“My practice is really eclectic, to the chagrin of every coach I’ve ever talked to. They all talk about how you need to specialize,” says Kauffman, a certified financial planner. “In my practice we talk about being more people-focused than vocation-focused. A qualified client is really the person — it’s not what they do.”
Kauffman is known for practicing a comprehensive planning process that balances growth and/or income with institutional-level wealth preservation techniques. He also works closely with clients on what they want their lives to look like.
As client Ron Dresher, managing partner of a large promotional marketing agency in Los Angeles, puts it: “He not only gives good financial advice but he takes a good look at you personally — your risk tolerance, lifestyle, work desires — and then he puts a whole package together so you have a life plan that not only includes financial independence but your personal goals. And he plays with full integrity.”
Kauffman’s approach to his practice and to his own life was shaped as a child. His father abandoned him and his mother when he was three, an experience that has made him especially sensitive to the plight of struggling single women. Many of his clients are women.
Kauffman floundered in high school, barely graduating. He was pumping gas and bagging groceries when a friend’s family who believed in his potential convinced him to enroll at a junior college. He went on to get two master’s degrees. (Kauffman’s vanity plate reads: 10 HUS, for “tenacious.”) At Claremont University where Kauffman got his MBA, he studied under Drucker. It was Drucker who instilled in Kauffman a keen sense of business ethics.
After working in brand management for a consumer packaging company, Kauffman became a financial advisor first for Equitec Financial Group and later for American Pacific Securities. He founded his current firm in 1988.
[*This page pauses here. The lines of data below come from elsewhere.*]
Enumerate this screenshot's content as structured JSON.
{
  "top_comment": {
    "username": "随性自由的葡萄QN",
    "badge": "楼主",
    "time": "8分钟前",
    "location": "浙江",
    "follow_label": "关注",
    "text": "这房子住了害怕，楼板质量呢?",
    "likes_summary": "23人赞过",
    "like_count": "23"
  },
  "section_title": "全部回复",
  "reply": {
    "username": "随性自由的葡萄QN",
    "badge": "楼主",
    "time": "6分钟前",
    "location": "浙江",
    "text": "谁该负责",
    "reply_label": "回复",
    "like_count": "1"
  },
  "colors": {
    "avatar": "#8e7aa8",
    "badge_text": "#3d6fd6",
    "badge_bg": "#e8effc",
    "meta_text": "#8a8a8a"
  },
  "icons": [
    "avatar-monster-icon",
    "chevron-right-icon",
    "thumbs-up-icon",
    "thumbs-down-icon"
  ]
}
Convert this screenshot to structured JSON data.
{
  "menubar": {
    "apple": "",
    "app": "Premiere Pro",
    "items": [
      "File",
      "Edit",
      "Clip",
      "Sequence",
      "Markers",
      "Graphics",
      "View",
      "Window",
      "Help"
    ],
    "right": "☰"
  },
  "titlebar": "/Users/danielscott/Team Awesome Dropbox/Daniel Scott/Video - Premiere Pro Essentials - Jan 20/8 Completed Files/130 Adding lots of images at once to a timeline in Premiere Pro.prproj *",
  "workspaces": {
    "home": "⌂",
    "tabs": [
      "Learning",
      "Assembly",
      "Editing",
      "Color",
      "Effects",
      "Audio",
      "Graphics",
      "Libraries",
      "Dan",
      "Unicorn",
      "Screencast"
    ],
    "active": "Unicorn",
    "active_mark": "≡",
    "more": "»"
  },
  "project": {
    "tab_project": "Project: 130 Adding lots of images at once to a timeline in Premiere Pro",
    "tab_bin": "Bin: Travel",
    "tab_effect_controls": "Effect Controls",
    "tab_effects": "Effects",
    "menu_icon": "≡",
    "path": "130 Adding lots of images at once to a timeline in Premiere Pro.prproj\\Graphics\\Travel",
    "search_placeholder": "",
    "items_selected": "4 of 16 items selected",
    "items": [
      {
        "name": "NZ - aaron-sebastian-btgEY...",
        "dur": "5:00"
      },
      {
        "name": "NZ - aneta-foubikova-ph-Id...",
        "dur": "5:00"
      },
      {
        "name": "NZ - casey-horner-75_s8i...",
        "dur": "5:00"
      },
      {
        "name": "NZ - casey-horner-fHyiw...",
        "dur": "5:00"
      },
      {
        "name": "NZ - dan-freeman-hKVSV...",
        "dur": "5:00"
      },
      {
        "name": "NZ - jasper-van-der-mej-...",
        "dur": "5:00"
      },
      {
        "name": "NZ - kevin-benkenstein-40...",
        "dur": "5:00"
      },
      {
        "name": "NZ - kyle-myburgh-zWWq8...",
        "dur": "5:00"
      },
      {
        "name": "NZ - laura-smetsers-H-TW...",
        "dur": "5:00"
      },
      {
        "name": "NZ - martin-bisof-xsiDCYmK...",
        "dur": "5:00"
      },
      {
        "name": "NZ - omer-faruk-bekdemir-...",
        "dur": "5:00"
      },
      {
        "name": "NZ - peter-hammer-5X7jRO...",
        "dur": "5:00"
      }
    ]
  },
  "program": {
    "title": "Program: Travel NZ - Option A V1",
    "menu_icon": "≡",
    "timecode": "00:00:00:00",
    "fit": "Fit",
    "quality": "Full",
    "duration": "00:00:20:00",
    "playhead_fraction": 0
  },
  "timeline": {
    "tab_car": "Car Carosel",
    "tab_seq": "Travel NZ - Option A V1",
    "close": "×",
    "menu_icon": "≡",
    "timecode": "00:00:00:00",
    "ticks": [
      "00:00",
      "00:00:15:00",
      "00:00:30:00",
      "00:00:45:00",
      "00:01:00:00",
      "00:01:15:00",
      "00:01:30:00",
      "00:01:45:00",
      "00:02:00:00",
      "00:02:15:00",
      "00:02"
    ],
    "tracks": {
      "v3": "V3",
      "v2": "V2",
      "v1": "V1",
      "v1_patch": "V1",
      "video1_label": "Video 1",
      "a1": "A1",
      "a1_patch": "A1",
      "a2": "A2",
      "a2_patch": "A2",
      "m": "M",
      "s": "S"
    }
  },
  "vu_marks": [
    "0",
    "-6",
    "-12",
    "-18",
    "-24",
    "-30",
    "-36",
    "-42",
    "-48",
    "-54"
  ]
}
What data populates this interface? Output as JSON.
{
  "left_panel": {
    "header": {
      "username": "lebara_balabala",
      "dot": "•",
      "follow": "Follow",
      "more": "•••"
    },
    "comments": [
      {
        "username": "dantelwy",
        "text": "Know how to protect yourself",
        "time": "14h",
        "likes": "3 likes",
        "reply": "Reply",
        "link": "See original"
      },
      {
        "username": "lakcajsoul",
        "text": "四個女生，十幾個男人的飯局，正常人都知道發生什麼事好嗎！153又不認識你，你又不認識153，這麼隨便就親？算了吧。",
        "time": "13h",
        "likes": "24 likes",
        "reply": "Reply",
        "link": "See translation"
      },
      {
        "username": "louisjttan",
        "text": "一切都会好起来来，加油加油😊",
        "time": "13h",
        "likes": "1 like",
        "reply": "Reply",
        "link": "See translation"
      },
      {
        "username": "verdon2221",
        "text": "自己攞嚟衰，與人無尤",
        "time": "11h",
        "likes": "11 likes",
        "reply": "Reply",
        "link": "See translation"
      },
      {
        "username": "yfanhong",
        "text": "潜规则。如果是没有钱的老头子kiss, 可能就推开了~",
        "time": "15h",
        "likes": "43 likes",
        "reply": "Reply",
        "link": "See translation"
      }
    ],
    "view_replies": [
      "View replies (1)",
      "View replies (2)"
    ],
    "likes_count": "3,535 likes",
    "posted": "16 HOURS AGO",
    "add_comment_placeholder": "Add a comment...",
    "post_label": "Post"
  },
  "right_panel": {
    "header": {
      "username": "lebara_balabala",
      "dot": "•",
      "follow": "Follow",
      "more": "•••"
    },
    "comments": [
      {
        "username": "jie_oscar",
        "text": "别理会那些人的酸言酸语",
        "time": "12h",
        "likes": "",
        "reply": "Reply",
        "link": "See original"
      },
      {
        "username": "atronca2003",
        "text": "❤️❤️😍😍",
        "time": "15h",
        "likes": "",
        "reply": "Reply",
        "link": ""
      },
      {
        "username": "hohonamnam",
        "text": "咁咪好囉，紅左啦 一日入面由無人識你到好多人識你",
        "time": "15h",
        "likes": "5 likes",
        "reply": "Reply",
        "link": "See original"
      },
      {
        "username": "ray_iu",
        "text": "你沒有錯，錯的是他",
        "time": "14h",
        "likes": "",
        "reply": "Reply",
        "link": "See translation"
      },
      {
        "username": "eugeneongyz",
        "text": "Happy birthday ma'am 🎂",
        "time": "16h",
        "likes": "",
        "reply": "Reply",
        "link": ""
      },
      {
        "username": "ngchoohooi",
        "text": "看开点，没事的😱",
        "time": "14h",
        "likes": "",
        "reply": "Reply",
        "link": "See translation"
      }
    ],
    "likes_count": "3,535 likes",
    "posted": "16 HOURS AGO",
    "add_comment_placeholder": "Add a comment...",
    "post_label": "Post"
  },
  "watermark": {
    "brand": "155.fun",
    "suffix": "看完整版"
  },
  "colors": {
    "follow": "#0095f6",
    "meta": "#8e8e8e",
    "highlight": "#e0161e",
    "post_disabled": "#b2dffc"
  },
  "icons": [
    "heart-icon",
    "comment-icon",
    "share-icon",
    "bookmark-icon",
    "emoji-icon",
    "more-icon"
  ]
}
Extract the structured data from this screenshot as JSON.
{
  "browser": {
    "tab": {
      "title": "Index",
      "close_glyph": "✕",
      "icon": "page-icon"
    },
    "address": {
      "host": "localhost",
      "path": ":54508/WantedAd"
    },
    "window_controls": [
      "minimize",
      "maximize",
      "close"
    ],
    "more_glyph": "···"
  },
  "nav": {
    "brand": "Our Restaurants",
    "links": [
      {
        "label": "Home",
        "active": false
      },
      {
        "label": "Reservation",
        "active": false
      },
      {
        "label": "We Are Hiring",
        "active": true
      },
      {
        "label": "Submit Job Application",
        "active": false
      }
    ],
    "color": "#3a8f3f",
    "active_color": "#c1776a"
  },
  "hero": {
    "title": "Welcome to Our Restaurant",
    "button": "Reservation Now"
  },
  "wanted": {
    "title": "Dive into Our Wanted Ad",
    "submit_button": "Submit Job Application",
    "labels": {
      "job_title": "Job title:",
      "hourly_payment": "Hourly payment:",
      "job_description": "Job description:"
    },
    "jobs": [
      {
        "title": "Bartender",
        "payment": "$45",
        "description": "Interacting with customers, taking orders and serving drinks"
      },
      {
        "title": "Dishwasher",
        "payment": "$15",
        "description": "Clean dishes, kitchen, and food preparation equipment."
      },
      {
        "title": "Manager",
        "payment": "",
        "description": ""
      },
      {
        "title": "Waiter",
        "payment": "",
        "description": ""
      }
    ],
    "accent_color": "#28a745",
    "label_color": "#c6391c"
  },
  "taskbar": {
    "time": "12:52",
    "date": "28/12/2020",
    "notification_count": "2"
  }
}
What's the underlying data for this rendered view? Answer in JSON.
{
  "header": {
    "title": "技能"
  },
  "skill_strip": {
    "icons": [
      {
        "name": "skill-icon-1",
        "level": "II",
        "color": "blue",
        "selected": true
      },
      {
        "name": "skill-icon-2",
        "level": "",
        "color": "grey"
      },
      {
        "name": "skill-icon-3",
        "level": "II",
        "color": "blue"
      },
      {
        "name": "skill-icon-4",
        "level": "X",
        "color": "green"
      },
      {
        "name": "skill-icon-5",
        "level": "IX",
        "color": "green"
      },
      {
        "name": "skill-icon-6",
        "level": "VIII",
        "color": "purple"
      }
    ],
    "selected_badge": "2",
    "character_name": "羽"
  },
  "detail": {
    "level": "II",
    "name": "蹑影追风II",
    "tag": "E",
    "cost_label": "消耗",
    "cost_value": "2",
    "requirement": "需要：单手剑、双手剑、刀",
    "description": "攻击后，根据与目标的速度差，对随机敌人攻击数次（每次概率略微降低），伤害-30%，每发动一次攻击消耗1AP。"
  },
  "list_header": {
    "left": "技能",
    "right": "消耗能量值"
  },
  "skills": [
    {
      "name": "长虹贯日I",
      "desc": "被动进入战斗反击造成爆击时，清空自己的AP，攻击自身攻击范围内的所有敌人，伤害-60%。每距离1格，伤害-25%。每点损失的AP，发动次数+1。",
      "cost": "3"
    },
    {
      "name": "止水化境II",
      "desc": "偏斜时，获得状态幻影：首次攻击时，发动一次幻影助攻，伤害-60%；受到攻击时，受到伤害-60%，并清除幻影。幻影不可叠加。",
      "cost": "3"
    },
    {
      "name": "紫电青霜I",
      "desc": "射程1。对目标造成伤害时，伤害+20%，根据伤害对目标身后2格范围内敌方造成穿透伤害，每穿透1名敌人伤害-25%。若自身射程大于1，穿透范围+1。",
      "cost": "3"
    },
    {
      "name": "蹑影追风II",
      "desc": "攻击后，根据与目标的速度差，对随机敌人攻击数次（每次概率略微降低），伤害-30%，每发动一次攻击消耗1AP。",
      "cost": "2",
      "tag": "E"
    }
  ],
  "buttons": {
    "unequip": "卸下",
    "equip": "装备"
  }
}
From the start, Kauffman has operated according to several core business values. Objectivity and transparency, for example. Clients can choose to work with his firm on an hourly or percentage-of-assets fee basis, taking any conflict of interest right off the table. He also provides what he calls a “service sanctuary.” As Kauffman frames it: “It’s a place where clients can feel we’ve got the ball and we’re not dropping it. And these are standards I impose on my staff. If a client’s calling us with a question, we are already behind. We should have been pro-active.”